Empowering users! Giving users access to the information they need, when they need it! Allowing users to decide what they need! These are all great ideas and there are plenty of products out there that can be used to achieve this. The question must be, is it really necessary?
There will always be some users that need this functionality. They will need up-to-the-second ad hoc reporting and will invest their time into getting the most from the tools they are given. There is also a large portion of the user base that will quite happily use what they are given and will *never* invest in the tool set. They don’t see it as part of their job and basically just don’t care.
My old NAS went pop a little while ago and I’ve spent the last few weeks backing up to alternate servers while trying to decide what to get to replace it.
Reading the reviews on Amazon is a bit of a nightmare because there are always scare stories, regardless how much you pay. In the end I decided to go for the “cheap and cheerful” option and bought a ReadyNAS 104. I got the diskless one and bought a couple of 3TB WD Red disks, which were pretty cheap. It supports the 4TB disks, but they are half the price again and I’m mean. Having just two disks means I’ve got a single 3TB RAID 1 volume. I can add a third and fourth disk, which will give me approximately 6 or 9 TB. It switches to RAID 5 by default with more than 2 disks.
I went on my MacBook last night and saw I had updates available on the App Store. I figured this was one of those Twitter updates that seem to happen every time you blink. Much to my surprise it was a new version of OS X. You can tell how little of an Apple fanboy I am. I didn’t even know this was due, let alone here already.
I figured, what the heck and let it start. About 20 minutes later it was done and now I have Yosemite on my MacBook Pro (mid 2009). I wasn’t really timing, so that’s a guess.
Only two things are really certain: network latency over long distances, and the fact that humanity will soon rapidly degenerate into undead brain-eaters.
When that day comes, when the dead are crowding at your door and the windows are busted out and ripped up rotted arms are clawing at the inside of your home, I know what you’ll be thinking: is my database protected?
Don’t worry, my friends. The Oracle Alchemist has you covered. We just need to zombie-proof your DR plan. Let’s get started.

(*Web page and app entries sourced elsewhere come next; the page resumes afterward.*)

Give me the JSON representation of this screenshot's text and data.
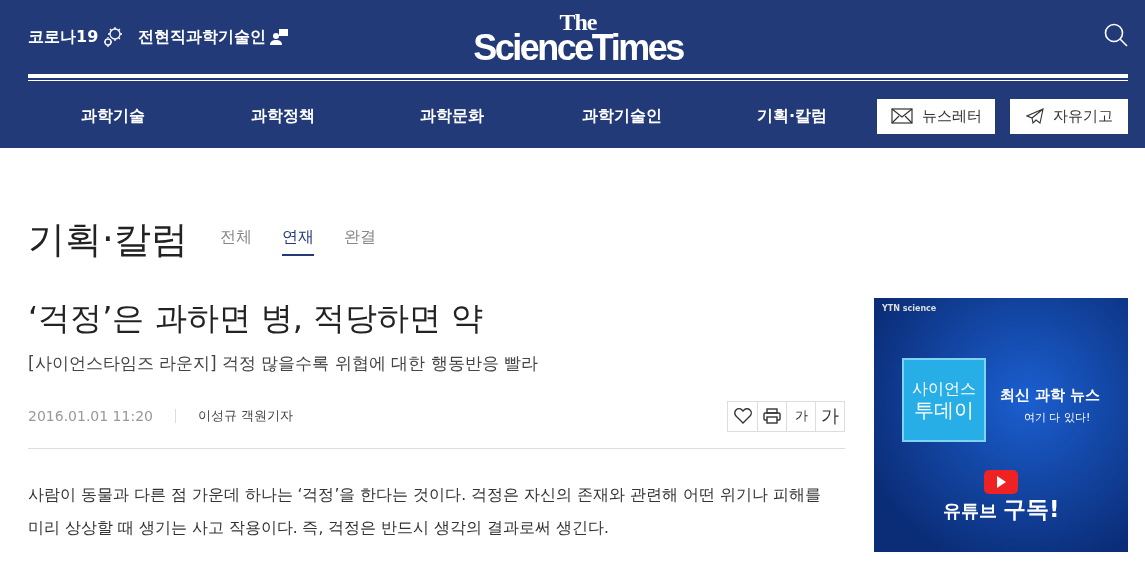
{
  "header": {
    "quick_links": [
      {
        "label": "코로나19",
        "kind": "virus"
      },
      {
        "label": "전현직과학기술인",
        "kind": "person"
      }
    ],
    "logo": {
      "top": "The",
      "bottom": "ScienceTimes"
    },
    "nav": [
      "과학기술",
      "과학정책",
      "과학문화",
      "과학기술인",
      "기획·칼럼"
    ],
    "buttons": [
      {
        "label": "뉴스레터",
        "kind": "mail"
      },
      {
        "label": "자유기고",
        "kind": "send"
      }
    ]
  },
  "section": {
    "title": "기획·칼럼",
    "tabs": [
      {
        "label": "전체",
        "selected": false
      },
      {
        "label": "연재",
        "selected": true
      },
      {
        "label": "완결",
        "selected": false
      }
    ]
  },
  "article": {
    "title": "‘걱정’은 과하면 병, 적당하면 약",
    "subtitle": "[사이언스타임즈 라운지] 걱정 많을수록 위협에 대한 행동반응 빨라",
    "date": "2016.01.01 11:20",
    "author": "이성규 객원기자",
    "tools": [
      {
        "kind": "heart"
      },
      {
        "kind": "print"
      },
      {
        "kind": "text-small",
        "label": "가"
      },
      {
        "kind": "text-large",
        "label": "가"
      }
    ],
    "body": "사람이 동물과 다른 점 가운데 하나는 ‘걱정’을 한다는 것이다. 걱정은 자신의 존재와 관련해 어떤 위기나 피해를 미리 상상할 때 생기는 사고 작용이다. 즉, 걱정은 반드시 생각의 결과로써 생긴다."
  },
  "ad": {
    "brand": "YTN science",
    "box": [
      "사이언스",
      "투데이"
    ],
    "headline": "최신 과학 뉴스",
    "tagline": "여기 다 있다!",
    "cta_light": "유튜브",
    "cta_bold": "구독!"
  }
}
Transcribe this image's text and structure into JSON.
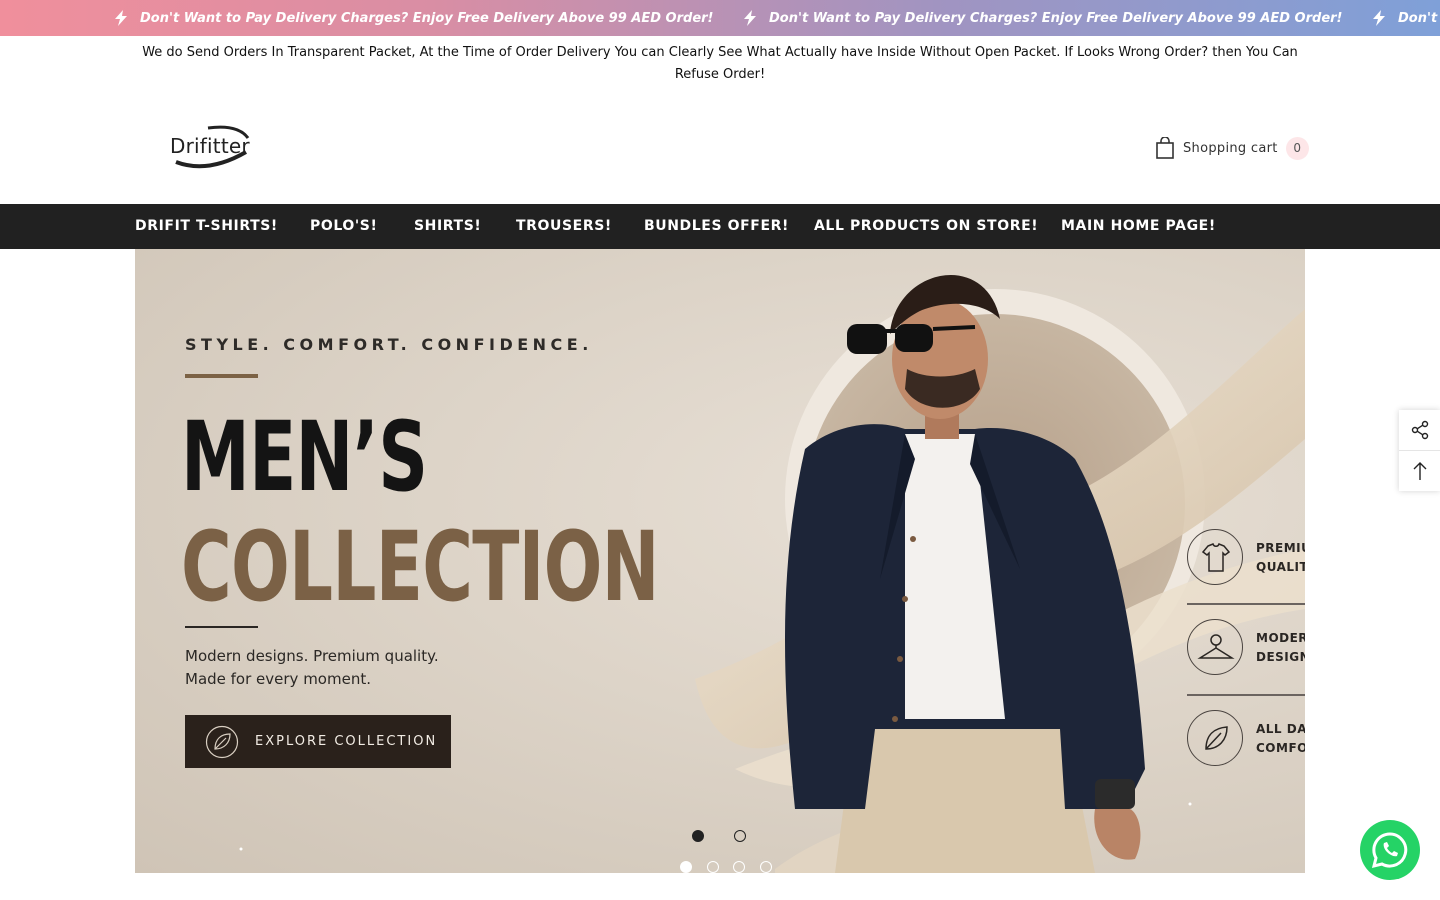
{
  "announcement": {
    "message": "Don't Want to Pay Delivery Charges? Enjoy Free Delivery Above 99 AED Order!",
    "message_truncated": "Don't W"
  },
  "notice": "We do Send Orders In Transparent Packet, At the Time of Order Delivery You can Clearly See What Actually have Inside Without Open Packet. If Looks Wrong Order? then You Can Refuse Order!",
  "header": {
    "logo_text": "Drifitter",
    "cart_label": "Shopping cart",
    "cart_count": "0"
  },
  "nav": {
    "items": [
      "DRIFIT T-SHIRTS!",
      "POLO'S!",
      "SHIRTS!",
      "TROUSERS!",
      "BUNDLES OFFER!",
      "ALL PRODUCTS ON STORE!",
      "MAIN HOME PAGE!"
    ]
  },
  "hero": {
    "tagline": "STYLE. COMFORT. CONFIDENCE.",
    "title_line1": "MEN’S",
    "title_line2": "COLLECTION",
    "subtitle_line1": "Modern designs. Premium quality.",
    "subtitle_line2": "Made for every moment.",
    "cta_label": "EXPLORE COLLECTION",
    "features": [
      {
        "label_line1": "PREMIU",
        "label_line2": "QUALIT",
        "icon": "tshirt-icon"
      },
      {
        "label_line1": "MODERI",
        "label_line2": "DESIGN",
        "icon": "hanger-icon"
      },
      {
        "label_line1": "ALL DAY",
        "label_line2": "COMFO",
        "icon": "leaf-icon"
      }
    ],
    "inner_slide_count": 2,
    "inner_active_index": 0
  },
  "slider": {
    "slide_count": 4,
    "active_index": 0
  },
  "colors": {
    "nav_bg": "#212121",
    "accent_gold": "#7b6146",
    "cta_bg": "#2a211b",
    "whatsapp": "#25d366",
    "cart_badge": "#fde6e8"
  }
}
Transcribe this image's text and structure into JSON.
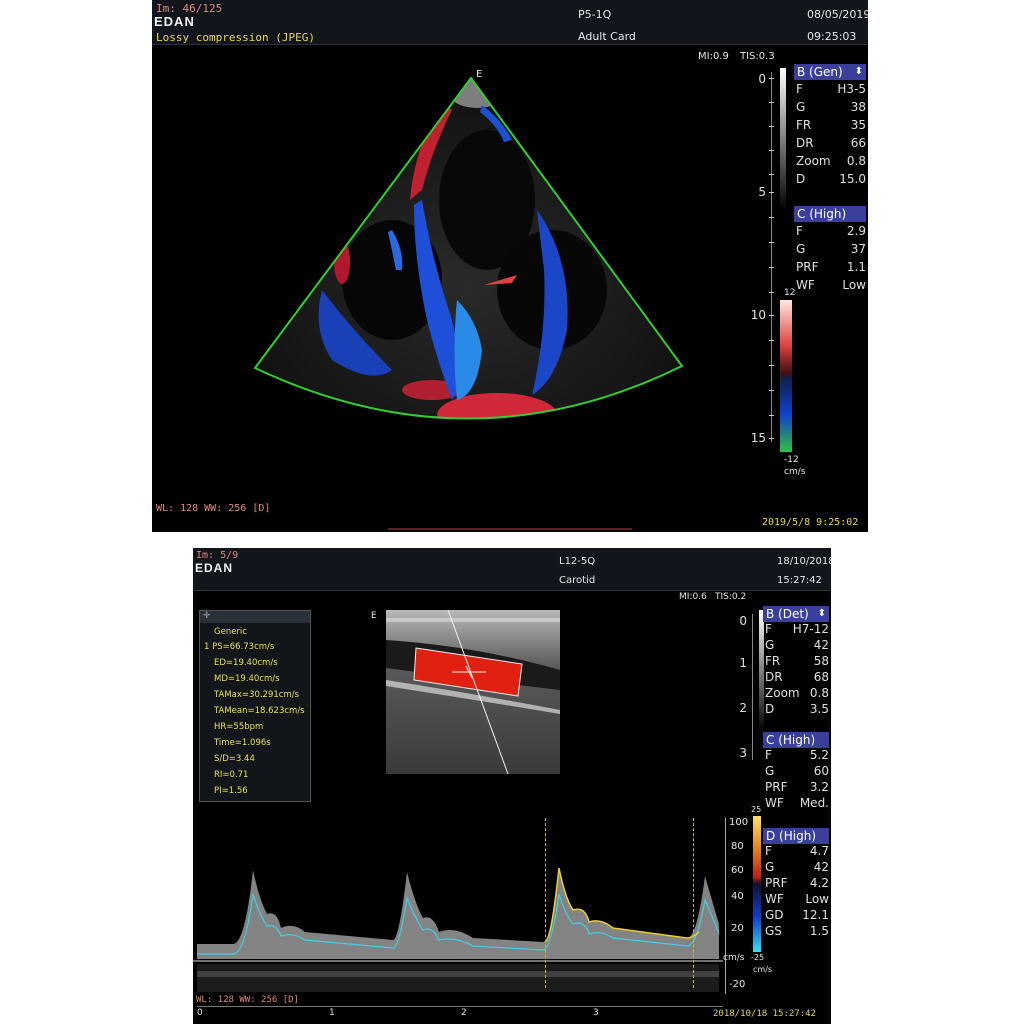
{
  "screen1": {
    "image_counter": "Im: 46/125",
    "logo": "EDAN",
    "compression_note": "Lossy compression (JPEG)",
    "probe": "P5-1Q",
    "exam_preset": "Adult Card",
    "date": "08/05/2019",
    "time": "09:25:03",
    "mi": "MI:0.9",
    "tis": "TIS:0.3",
    "orientation_marker": "E",
    "b_mode": {
      "header": "B (Gen)",
      "rows": [
        {
          "k": "F",
          "v": "H3-5"
        },
        {
          "k": "G",
          "v": "38"
        },
        {
          "k": "FR",
          "v": "35"
        },
        {
          "k": "DR",
          "v": "66"
        },
        {
          "k": "Zoom",
          "v": "0.8"
        },
        {
          "k": "D",
          "v": "15.0"
        }
      ]
    },
    "c_mode": {
      "header": "C (High)",
      "rows": [
        {
          "k": "F",
          "v": "2.9"
        },
        {
          "k": "G",
          "v": "37"
        },
        {
          "k": "PRF",
          "v": "1.1"
        },
        {
          "k": "WF",
          "v": "Low"
        }
      ]
    },
    "depth_scale": [
      "0",
      "5",
      "10",
      "15"
    ],
    "color_bar_top": "12",
    "color_bar_bottom": "-12",
    "color_bar_unit": "cm/s",
    "window_level": "WL: 128 WW: 256 [D]",
    "timestamp": "2019/5/8 9:25:02",
    "colors": {
      "sector_outline": "#33cc33",
      "doppler_red": "#e0303a",
      "doppler_blue": "#2060e8"
    }
  },
  "screen2": {
    "image_counter": "Im: 5/9",
    "logo": "EDAN",
    "probe": "L12-5Q",
    "exam_preset": "Carotid",
    "date": "18/10/2018",
    "time": "15:27:42",
    "mi": "MI:0.6",
    "tis": "TIS:0.2",
    "orientation_marker": "E",
    "measurements": {
      "title": "Generic",
      "items": [
        "1  PS=66.73cm/s",
        "ED=19.40cm/s",
        "MD=19.40cm/s",
        "TAMax=30.291cm/s",
        "TAMean=18.623cm/s",
        "HR=55bpm",
        "Time=1.096s",
        "S/D=3.44",
        "RI=0.71",
        "PI=1.56"
      ]
    },
    "b_mode": {
      "header": "B (Det)",
      "rows": [
        {
          "k": "F",
          "v": "H7-12"
        },
        {
          "k": "G",
          "v": "42"
        },
        {
          "k": "FR",
          "v": "58"
        },
        {
          "k": "DR",
          "v": "68"
        },
        {
          "k": "Zoom",
          "v": "0.8"
        },
        {
          "k": "D",
          "v": "3.5"
        }
      ]
    },
    "c_mode": {
      "header": "C (High)",
      "rows": [
        {
          "k": "F",
          "v": "5.2"
        },
        {
          "k": "G",
          "v": "60"
        },
        {
          "k": "PRF",
          "v": "3.2"
        },
        {
          "k": "WF",
          "v": "Med."
        }
      ]
    },
    "d_mode": {
      "header": "D (High)",
      "rows": [
        {
          "k": "F",
          "v": "4.7"
        },
        {
          "k": "G",
          "v": "42"
        },
        {
          "k": "PRF",
          "v": "4.2"
        },
        {
          "k": "WF",
          "v": "Low"
        },
        {
          "k": "GD",
          "v": "12.1"
        },
        {
          "k": "GS",
          "v": "1.5"
        }
      ]
    },
    "depth_scale": [
      "0",
      "1",
      "2",
      "3"
    ],
    "velocity_scale": [
      "100",
      "80",
      "60",
      "40",
      "20",
      "-20"
    ],
    "velocity_unit": "cm/s",
    "color_bar_top": "25",
    "color_bar_bottom": "-25",
    "color_bar_unit": "cm/s",
    "time_scale": [
      "0",
      "1",
      "2",
      "3"
    ],
    "window_level": "WL: 128 WW: 256 [D]",
    "timestamp": "2018/10/18 15:27:42",
    "colors": {
      "trace_yellow": "#e8d030",
      "trace_cyan": "#40d0e8",
      "color_box": "#e02010"
    }
  }
}
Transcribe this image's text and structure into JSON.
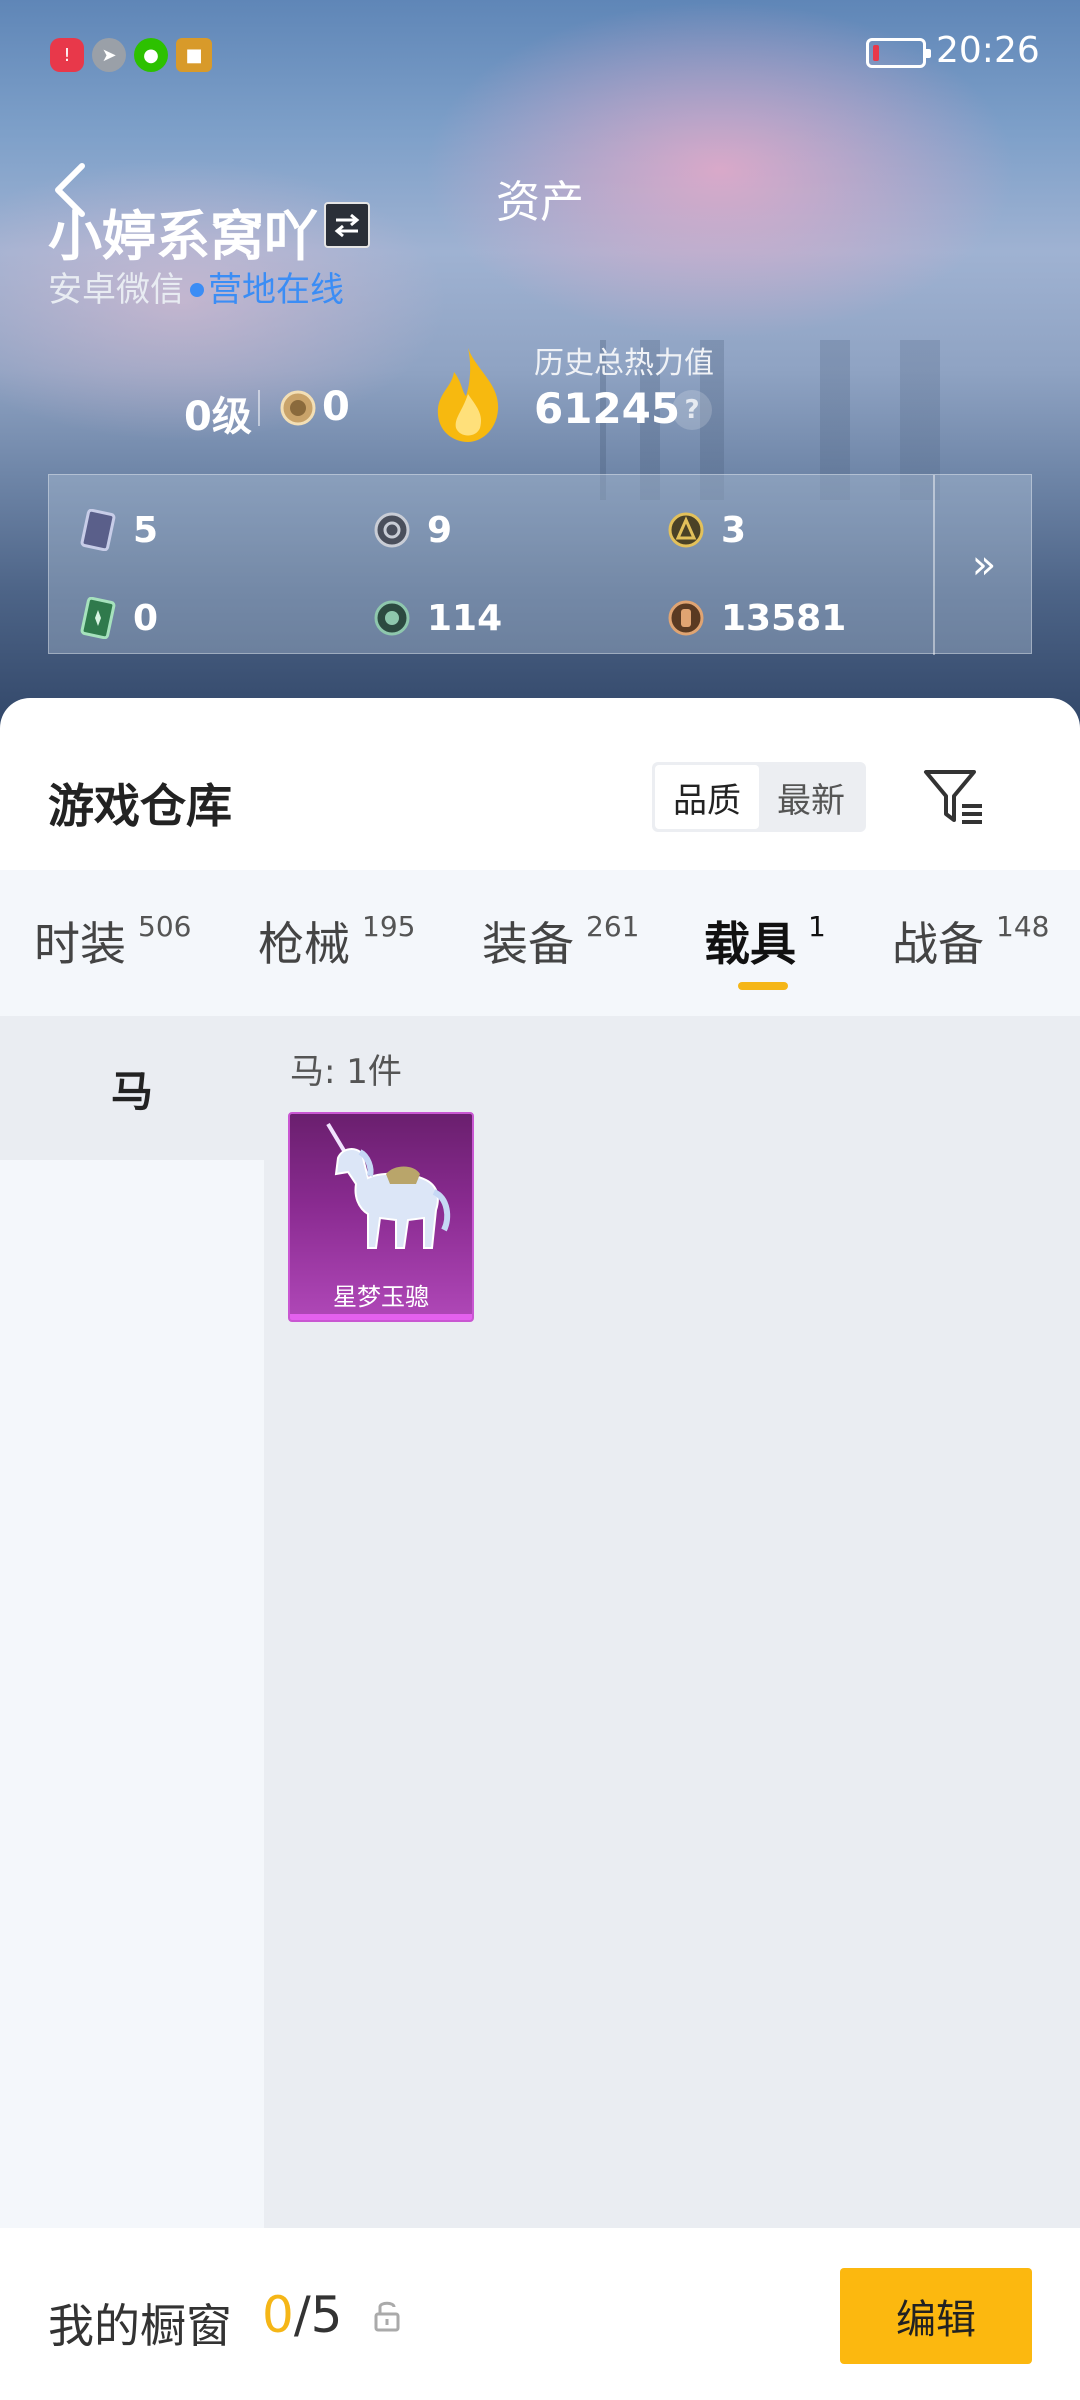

Hopefully you did the smart thing and figured out how much battery and generator power you’d need to survive multiple years of failing power systems due to zombies. I know I did.
Last week I attended Oracle OpenWorld 2014, and it was an outstanding event filled with great people, awesome sessions, and a few outstanding notable experiences.
KeePass 2.28 has just been released.
I’ve just upgraded at home (Fedora 20 and OS X both on Wine) and at work (Windows 7) and everything looks fine.
Read about my Adventures with DropBox and KeePass to see how I make use of it.
This site hosting thing really is the gift that keeps giving.
I wrote a little over a week ago about an outstanding issue with the website, which seemed to be related to people’s company proxy servers, rather than my web server. While I was staying at the Sofitel, I started to get the issue where the HTTP address for my website was giving me the following error.
You don’t have permission to access / on this server.
I did 4 upgrades and all went fine. I can’t say things look that different after it, but you’ve got to keep on top of these upgrades I guess.